What her grandfather was in reality was a heartless, irresponsible bastard. Of course someone as kindhearted as Emmy would never have said anything so blunt, not to a child. Not even to an adult. They’d disagreed about it when Madeline got old enough— Emmy counseling Madeline to be forgiving, not to harbor such bitterness, Madeline telling Emmy in the sharp way of the young not to be naïve and soft. Eventually—well, after Emmy got so sick— they’d agreed to disagree and left the topic where it belonged, tucked away, not worth discussing. It was only at the end that Emmybrought it up again. Promise me you’ll try to forgive the man
, she’d said. For your own sake
. Madeline had promised, not meaning it really, just wanting the worried look to leave Emmy’s eyes, but in the end her insincerity didn’t matter. She’d given her word to the person she loved most on earth, and against her will she began to feel obliged to live up to it. At least to make some stab at living up to it.
Those five-dollar bills Gladys Hansen sent stopped when Madeline turned twenty-one (to her relief—both the cards and money had made her uncomfortable; she still had them all, tucked into a box somewhere, the money unspent), but the cards kept coming, two a year, even after Joe Stone died.

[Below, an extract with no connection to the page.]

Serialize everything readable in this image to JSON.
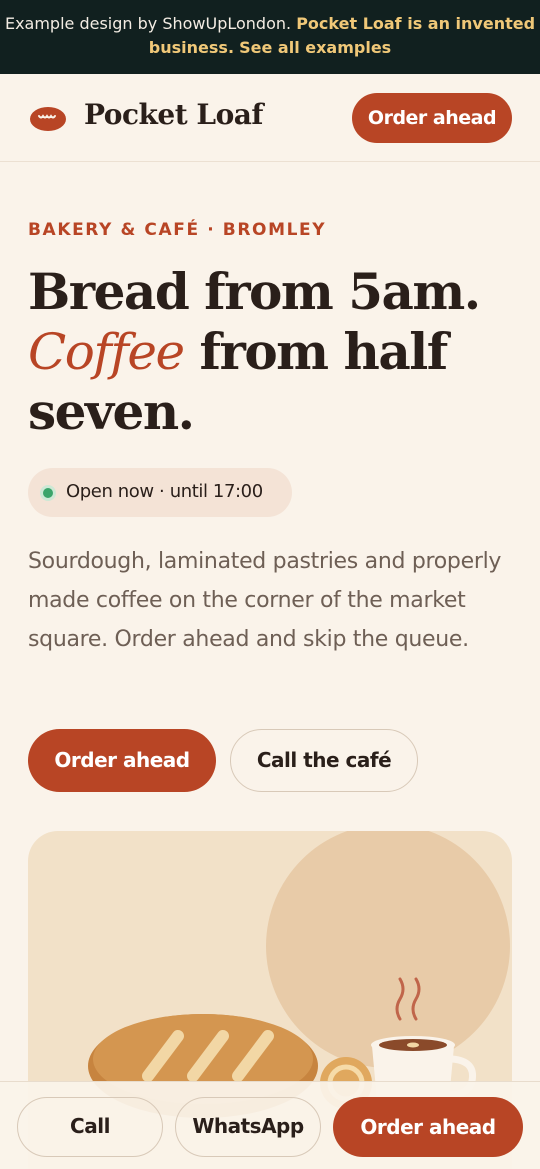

Nowadays they were just signed, with no message: Gladys Hansen
And now this. It took a lot of nerve to ask. The idea was preposterous.
Madeline crumpled the letter into a ball and hurled it toward the wastebasket, but of course something so insubstantial—one frail piece of paper—couldn’t carry off the gesture. It drifted to the floor a few feet short of its mark. Madeline left it there.
An hour later she was back in the entryway, frowning into the mirror, tugging at her slip. Richard—her boyfriend of three years and fiancé of six months—had said to dress up, they were going someplace fancy, and she had, but she resented the effort. It was a raw night, and she was not in the mood for strappy high heels and the skimpy, clingy red dress Richard had surprised her with on Valentine’s Day. She sighed. The dress was ridiculous. She didn’t have the figure for it, aside from her bosom, which was undoubtedly what he was thinking of when he chose it. She was a sturdy person, not very tall, top heavy, all-over muscular from her years of waiting table. A serviceable person
, she thought, standing there in front of the wavy-glassed mirror.
Brown eyes stared back at her bleakly. A serviceable, capable person with a heart like a volcano, one that was spewing out a lava of rage and confusion and grief. Oh, no one would ever guess it. Her customers would never believe her capable of such fury and desolation, the unending baffled confusion she felt as to how to go on living without Emmy. She was like an animal who’d been blinded and N maimed, clawing and flailing in a cage. She hid this well, she knew. She was ever the sensible and steady one, the cheerful, dependable one, the one who made everyone laugh but always kept their orders straight. But beneath the surface, down in the tunnels of the real Madeline, a train wreck had happened. Madeline felt from moment to moment that there was no telling what she might do.
Her gaze caught the crumpled letter from Gladys Hansen. She stared it down for a moment. Let it lie there, damn it. But she couldn’t. It was untidy, for one thing. Also it looked helpless. Helpless and reproachful. Madeline bent and picked the letter up, smoothed it out, propped it against the small lamp on the library table next to the door. Then she reached for the old navy peacoat she’d had since the fall she almost went to college—one thing she would not do was be cold all evening—and the doorbell rang and she buzzed Richard in.
Copyright © 2012 by Ellen Airgood. All rights reserved. No part of this excerpt may be reproduced or reprinted without permission in writing from the publisher.